Start of Information shown
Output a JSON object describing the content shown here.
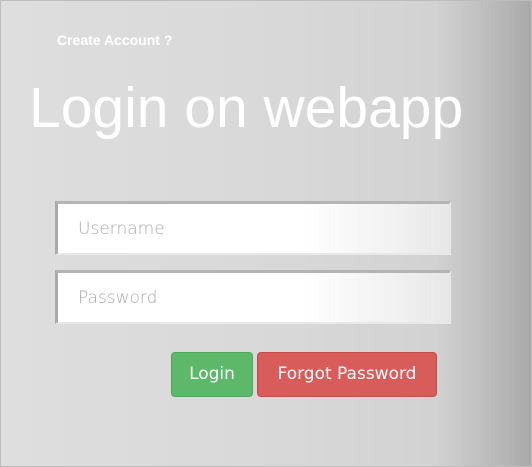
{
  "header": {
    "create_account_link": "Create Account ?",
    "title": "Login on webapp"
  },
  "form": {
    "username_placeholder": "Username",
    "username_value": "",
    "password_placeholder": "Password",
    "password_value": ""
  },
  "buttons": {
    "login_label": "Login",
    "forgot_label": "Forgot Password"
  },
  "colors": {
    "login_button": "#5db869",
    "forgot_button": "#d75c5a",
    "title_text": "#ffffff"
  }
}
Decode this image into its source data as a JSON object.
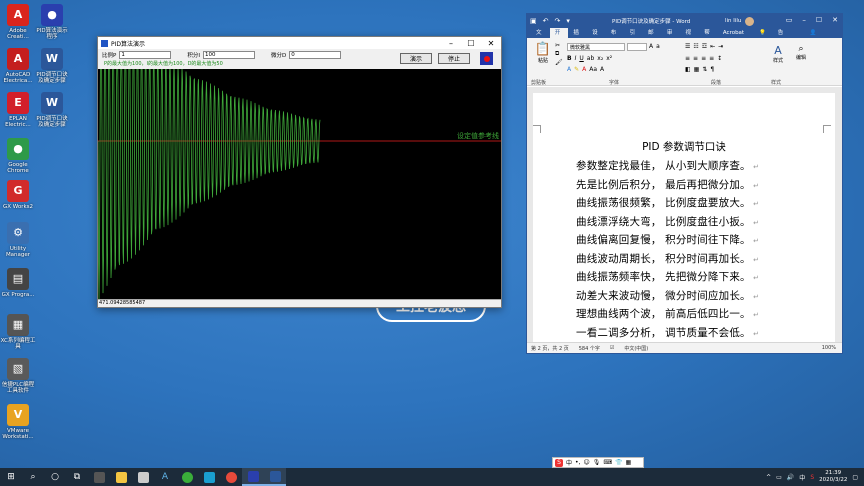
{
  "desktop": {
    "background_logo": "工控老波总",
    "icons": [
      {
        "label": "Adobe Creati...",
        "icon": "adobe-icon",
        "color": "#d9251d",
        "glyph": "A"
      },
      {
        "label": "AutoCAD Electrica...",
        "icon": "autocad-icon",
        "color": "#c41e1e",
        "glyph": "A"
      },
      {
        "label": "EPLAN Electric...",
        "icon": "eplan-icon",
        "color": "#d21f2b",
        "glyph": "E"
      },
      {
        "label": "Google Chrome",
        "icon": "chrome-icon",
        "color": "#2e9a49",
        "glyph": "●"
      },
      {
        "label": "GX Works2",
        "icon": "gxworks-icon",
        "color": "#d12b2b",
        "glyph": "G"
      },
      {
        "label": "Utility Manager",
        "icon": "utility-icon",
        "color": "#3a6fb0",
        "glyph": "⚙"
      },
      {
        "label": "GX Progra...",
        "icon": "gxprog-icon",
        "color": "#444444",
        "glyph": "▤"
      },
      {
        "label": "XC系列编程工具",
        "icon": "xc-tool-icon",
        "color": "#555555",
        "glyph": "▦"
      },
      {
        "label": "信捷PLC编程工具软件",
        "icon": "xinje-icon",
        "color": "#5a5a5a",
        "glyph": "▧"
      },
      {
        "label": "VMware Workstati...",
        "icon": "vmware-icon",
        "color": "#e8a321",
        "glyph": "V"
      }
    ],
    "icons_col2": [
      {
        "label": "PID算法演示程序",
        "icon": "pid-app-icon",
        "color": "#2a3fae",
        "glyph": "●"
      },
      {
        "label": "PID调节口诀及确定步骤",
        "icon": "word-doc-icon",
        "color": "#2b579a",
        "glyph": "W"
      },
      {
        "label": "PID调节口诀及确定步骤",
        "icon": "word-doc-icon",
        "color": "#2b579a",
        "glyph": "W"
      }
    ]
  },
  "pid_window": {
    "title": "PID算法演示",
    "params": {
      "p_label": "比例P",
      "p_value": "1",
      "i_label": "积分I",
      "i_value": "100",
      "d_label": "微分D",
      "d_value": "0"
    },
    "limits_text": "P的最大值为100，I的最大值为100，D的最大值为50",
    "demo_button": "演示",
    "stop_button": "停止",
    "setpoint_label": "设定值参考线",
    "status_value": "471.09428585487",
    "plot_colors": {
      "background": "#000000",
      "curve": "#3fa83a",
      "setpoint": "#b01818"
    }
  },
  "word": {
    "filename": "PID调节口诀及确定步骤 - Word",
    "user": "lin lilu",
    "tabs": [
      "文件",
      "开始",
      "插入",
      "设计",
      "布局",
      "引用",
      "邮件",
      "审阅",
      "视图",
      "帮助",
      "Acrobat"
    ],
    "active_tab": "开始",
    "tell_me": "告诉我",
    "share": "共享",
    "ribbon": {
      "paste": "粘贴",
      "clipboard": "剪贴板",
      "font_name": "微软雅黑",
      "font_group": "字体",
      "paragraph_group": "段落",
      "styles": "样式",
      "styles_group": "样式",
      "editing": "编辑"
    },
    "doc": {
      "title": "PID 参数调节口诀",
      "lines": [
        "参数整定找最佳，  从小到大顺序查。",
        "先是比例后积分，  最后再把微分加。",
        "曲线振荡很频繁，  比例度盘要放大。",
        "曲线漂浮绕大弯，  比例度盘往小扳。",
        "曲线偏离回复慢，  积分时间往下降。",
        "曲线波动周期长，  积分时间再加长。",
        "曲线振荡频率快，  先把微分降下来。",
        "动差大来波动慢，  微分时间应加长。",
        "理想曲线两个波，  前高后低四比一。",
        "一看二调多分析，  调节质量不会低。"
      ]
    },
    "status": {
      "page": "第 2 页，共 2 页",
      "words": "584 个字",
      "lang": "中文(中国)",
      "zoom": "100%"
    }
  },
  "ime": {
    "label": "中"
  },
  "taskbar": {
    "time": "21:39",
    "date": "2020/3/22",
    "lang": "中"
  }
}
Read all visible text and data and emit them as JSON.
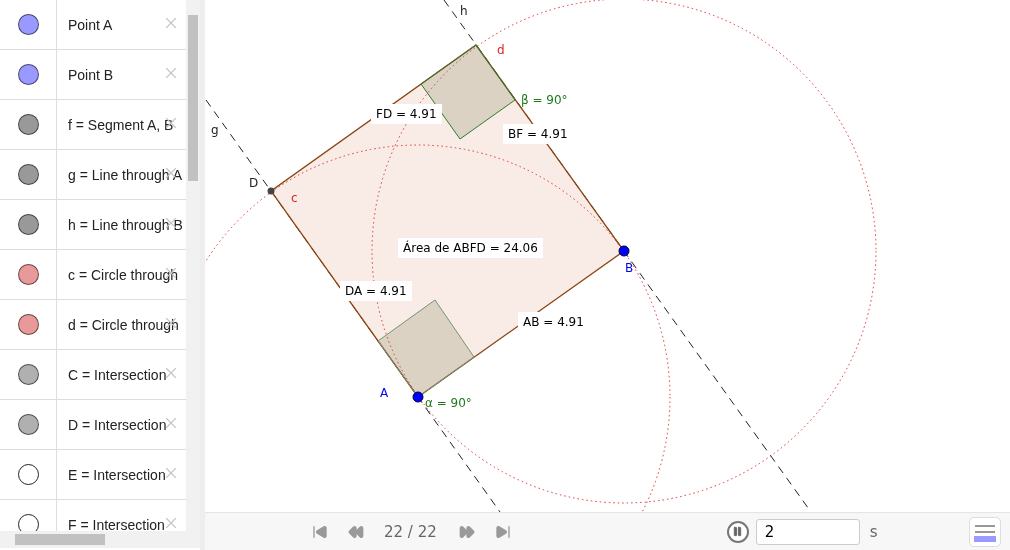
{
  "algebra": {
    "items": [
      {
        "label": "Point A",
        "color": "#9999ff",
        "visible": true
      },
      {
        "label": "Point B",
        "color": "#9999ff",
        "visible": true
      },
      {
        "label": "f = Segment A, B",
        "color": "#999999",
        "visible": true
      },
      {
        "label": "g = Line through A",
        "color": "#999999",
        "visible": true
      },
      {
        "label": "h = Line through B",
        "color": "#999999",
        "visible": true
      },
      {
        "label": "c = Circle through",
        "color": "#e89999",
        "visible": true
      },
      {
        "label": "d = Circle through",
        "color": "#e89999",
        "visible": true
      },
      {
        "label": "C = Intersection",
        "color": "#b0b0b0",
        "visible": true
      },
      {
        "label": "D = Intersection",
        "color": "#b0b0b0",
        "visible": true
      },
      {
        "label": "E = Intersection",
        "color": "#222222",
        "visible": false
      },
      {
        "label": "F = Intersection",
        "color": "#222222",
        "visible": false
      }
    ]
  },
  "canvas": {
    "labels": [
      {
        "kind": "line",
        "text": "h"
      },
      {
        "kind": "circle",
        "text": "d"
      },
      {
        "kind": "measure",
        "text": "FD = 4.91"
      },
      {
        "kind": "angle",
        "text": "β = 90°"
      },
      {
        "kind": "measure",
        "text": "BF = 4.91"
      },
      {
        "kind": "line",
        "text": "g"
      },
      {
        "kind": "point",
        "text": "D"
      },
      {
        "kind": "circle",
        "text": "c"
      },
      {
        "kind": "measure",
        "text": "Área de  ABFD = 24.06"
      },
      {
        "kind": "free-point",
        "text": "B"
      },
      {
        "kind": "measure",
        "text": "DA = 4.91"
      },
      {
        "kind": "measure",
        "text": "AB = 4.91"
      },
      {
        "kind": "free-point",
        "text": "A"
      },
      {
        "kind": "angle",
        "text": "α = 90°"
      }
    ]
  },
  "player": {
    "step": "22 / 22",
    "playing": true,
    "speed": "2",
    "unit": "s"
  }
}
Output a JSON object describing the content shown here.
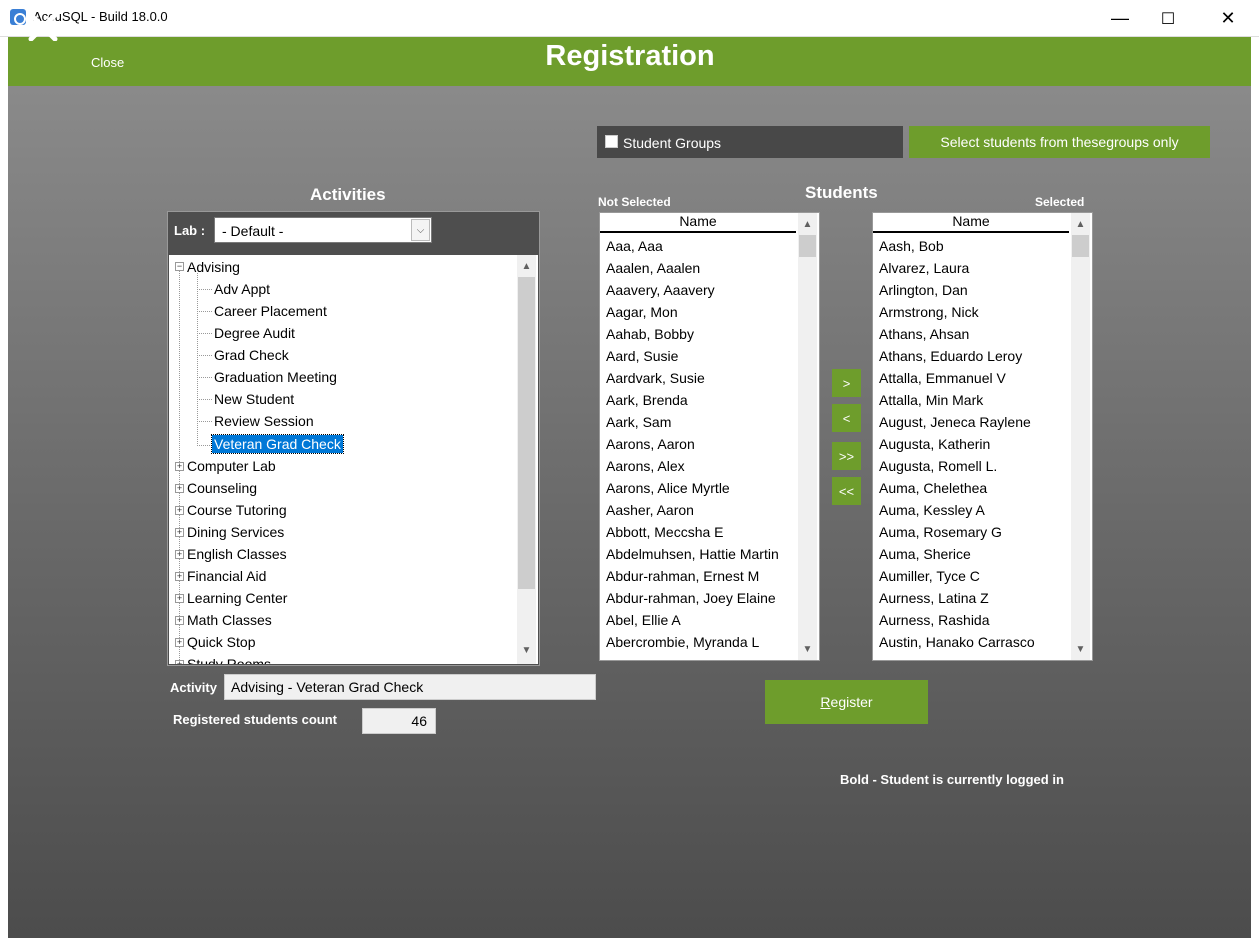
{
  "window": {
    "title": "AccuSQL - Build 18.0.0",
    "minimize": "—",
    "maximize": "☐",
    "close": "✕"
  },
  "header": {
    "close_label": "Close",
    "title": "Registration"
  },
  "student_groups": {
    "checkbox_label": "Student Groups",
    "checked": false,
    "select_button": "Select students from these groups only"
  },
  "activities": {
    "title": "Activities",
    "lab_label": "Lab :",
    "lab_value": "- Default -",
    "tree": [
      {
        "label": "Advising",
        "expanded": true,
        "children": [
          "Adv Appt",
          "Career Placement",
          "Degree Audit",
          "Grad Check",
          "Graduation Meeting",
          "New Student",
          "Review Session",
          "Veteran Grad Check"
        ],
        "selected_child": "Veteran Grad Check"
      },
      {
        "label": "Computer Lab",
        "expanded": false
      },
      {
        "label": "Counseling",
        "expanded": false
      },
      {
        "label": "Course Tutoring",
        "expanded": false
      },
      {
        "label": "Dining Services",
        "expanded": false
      },
      {
        "label": "English Classes",
        "expanded": false
      },
      {
        "label": "Financial Aid",
        "expanded": false
      },
      {
        "label": "Learning Center",
        "expanded": false
      },
      {
        "label": "Math Classes",
        "expanded": false
      },
      {
        "label": "Quick Stop",
        "expanded": false
      },
      {
        "label": "Study Rooms",
        "expanded": false
      }
    ],
    "activity_label": "Activity",
    "activity_value": "Advising - Veteran Grad Check",
    "count_label": "Registered students count",
    "count_value": "46"
  },
  "students": {
    "title": "Students",
    "not_selected_label": "Not Selected",
    "selected_label": "Selected",
    "column_header": "Name",
    "not_selected": [
      "Aaa, Aaa",
      "Aaalen, Aaalen",
      "Aaavery, Aaavery",
      "Aagar, Mon",
      "Aahab, Bobby",
      "Aard, Susie",
      "Aardvark, Susie",
      "Aark, Brenda",
      "Aark, Sam",
      "Aarons, Aaron",
      "Aarons, Alex",
      "Aarons, Alice Myrtle",
      "Aasher, Aaron",
      "Abbott, Meccsha E",
      "Abdelmuhsen, Hattie Martin",
      "Abdur-rahman, Ernest M",
      "Abdur-rahman, Joey Elaine",
      "Abel, Ellie A",
      "Abercrombie, Myranda L"
    ],
    "selected": [
      "Aash, Bob",
      "Alvarez, Laura",
      "Arlington, Dan",
      "Armstrong, Nick",
      "Athans, Ahsan",
      "Athans, Eduardo Leroy",
      "Attalla, Emmanuel V",
      "Attalla, Min Mark",
      "August, Jeneca Raylene",
      "Augusta, Katherin",
      "Augusta, Romell L.",
      "Auma, Chelethea",
      "Auma, Kessley A",
      "Auma, Rosemary G",
      "Auma, Sherice",
      "Aumiller, Tyce C",
      "Aurness, Latina Z",
      "Aurness, Rashida",
      "Austin, Hanako Carrasco"
    ],
    "move_buttons": {
      "add": ">",
      "remove": "<",
      "add_all": ">>",
      "remove_all": "<<"
    }
  },
  "register_button": "Register",
  "legend_note": "Bold - Student is currently logged in",
  "colors": {
    "accent": "#6e9d2c",
    "selection": "#0078d7",
    "dark_panel": "#484848"
  }
}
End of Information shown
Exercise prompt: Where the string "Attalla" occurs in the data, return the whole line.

Response area:
      "Attalla, Emmanuel V",
      "Attalla, Min Mark",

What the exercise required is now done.